Reality: Research says enjoy the steak!


In a 1986 study, Japanese researchers discovered cancer developing in rats that were fed "heterocyclic amines," compounds that are generated from overcooking meat under high heat. Since then, some studies of large populations have suggested a potential link between meat and cancer. Yet no study has ever found a direct cause-and-effect relationship between red-meat consumption and cancer. The population studies are far from conclusive. They relied on broad surveys of people's eating habits and health afflictions—numbers that illuminate trends, not causes.
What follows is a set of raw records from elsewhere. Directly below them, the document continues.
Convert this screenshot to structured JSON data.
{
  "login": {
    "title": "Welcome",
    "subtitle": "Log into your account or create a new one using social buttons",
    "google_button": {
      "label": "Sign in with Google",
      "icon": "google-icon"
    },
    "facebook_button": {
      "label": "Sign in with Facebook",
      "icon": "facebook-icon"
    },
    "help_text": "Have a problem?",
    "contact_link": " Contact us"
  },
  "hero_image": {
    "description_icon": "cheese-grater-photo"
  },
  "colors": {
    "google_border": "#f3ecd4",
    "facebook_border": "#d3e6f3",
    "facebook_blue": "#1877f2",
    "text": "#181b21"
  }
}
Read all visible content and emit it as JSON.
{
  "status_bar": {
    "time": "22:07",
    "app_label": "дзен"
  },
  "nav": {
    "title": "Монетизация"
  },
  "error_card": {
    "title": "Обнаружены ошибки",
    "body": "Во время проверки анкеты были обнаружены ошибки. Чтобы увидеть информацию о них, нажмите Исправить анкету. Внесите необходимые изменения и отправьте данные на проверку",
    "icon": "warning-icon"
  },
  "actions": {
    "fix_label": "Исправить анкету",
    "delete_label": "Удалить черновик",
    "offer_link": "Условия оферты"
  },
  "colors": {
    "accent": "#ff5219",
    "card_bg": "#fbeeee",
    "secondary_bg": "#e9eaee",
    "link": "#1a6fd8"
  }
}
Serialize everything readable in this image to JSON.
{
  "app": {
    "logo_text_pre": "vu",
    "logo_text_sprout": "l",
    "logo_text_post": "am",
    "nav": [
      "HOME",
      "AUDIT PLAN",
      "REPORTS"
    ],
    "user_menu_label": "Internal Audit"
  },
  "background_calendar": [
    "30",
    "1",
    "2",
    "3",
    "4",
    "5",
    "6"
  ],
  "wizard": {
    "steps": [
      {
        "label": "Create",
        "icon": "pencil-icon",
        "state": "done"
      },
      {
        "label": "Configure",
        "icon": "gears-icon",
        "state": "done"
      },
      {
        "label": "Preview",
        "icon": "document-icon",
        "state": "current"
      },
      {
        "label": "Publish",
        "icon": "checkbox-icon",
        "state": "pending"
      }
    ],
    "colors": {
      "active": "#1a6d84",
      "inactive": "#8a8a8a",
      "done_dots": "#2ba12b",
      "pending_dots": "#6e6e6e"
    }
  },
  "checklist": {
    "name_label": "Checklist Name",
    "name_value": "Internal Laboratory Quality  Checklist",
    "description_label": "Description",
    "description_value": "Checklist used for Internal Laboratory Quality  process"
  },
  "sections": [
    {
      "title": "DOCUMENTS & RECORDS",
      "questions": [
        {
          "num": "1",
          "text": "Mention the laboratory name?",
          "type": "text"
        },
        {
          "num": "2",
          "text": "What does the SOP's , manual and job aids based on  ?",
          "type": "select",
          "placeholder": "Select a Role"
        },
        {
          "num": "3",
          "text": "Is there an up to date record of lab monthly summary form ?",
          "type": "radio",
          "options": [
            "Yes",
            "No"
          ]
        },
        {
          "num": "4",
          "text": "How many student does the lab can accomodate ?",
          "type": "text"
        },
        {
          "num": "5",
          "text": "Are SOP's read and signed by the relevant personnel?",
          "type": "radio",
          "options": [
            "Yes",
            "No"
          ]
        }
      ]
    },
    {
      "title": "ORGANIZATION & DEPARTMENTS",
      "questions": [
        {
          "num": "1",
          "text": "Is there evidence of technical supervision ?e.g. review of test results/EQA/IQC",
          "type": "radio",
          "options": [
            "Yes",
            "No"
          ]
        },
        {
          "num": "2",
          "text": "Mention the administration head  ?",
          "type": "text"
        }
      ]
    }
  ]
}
Put the Truth to Work for You: Don't stop grilling. Meat lovers who are worried about the supposed risks of grilled meat don't need to avoid burgers and steak—just trim off the burned or overcooked sections of the meat before eating.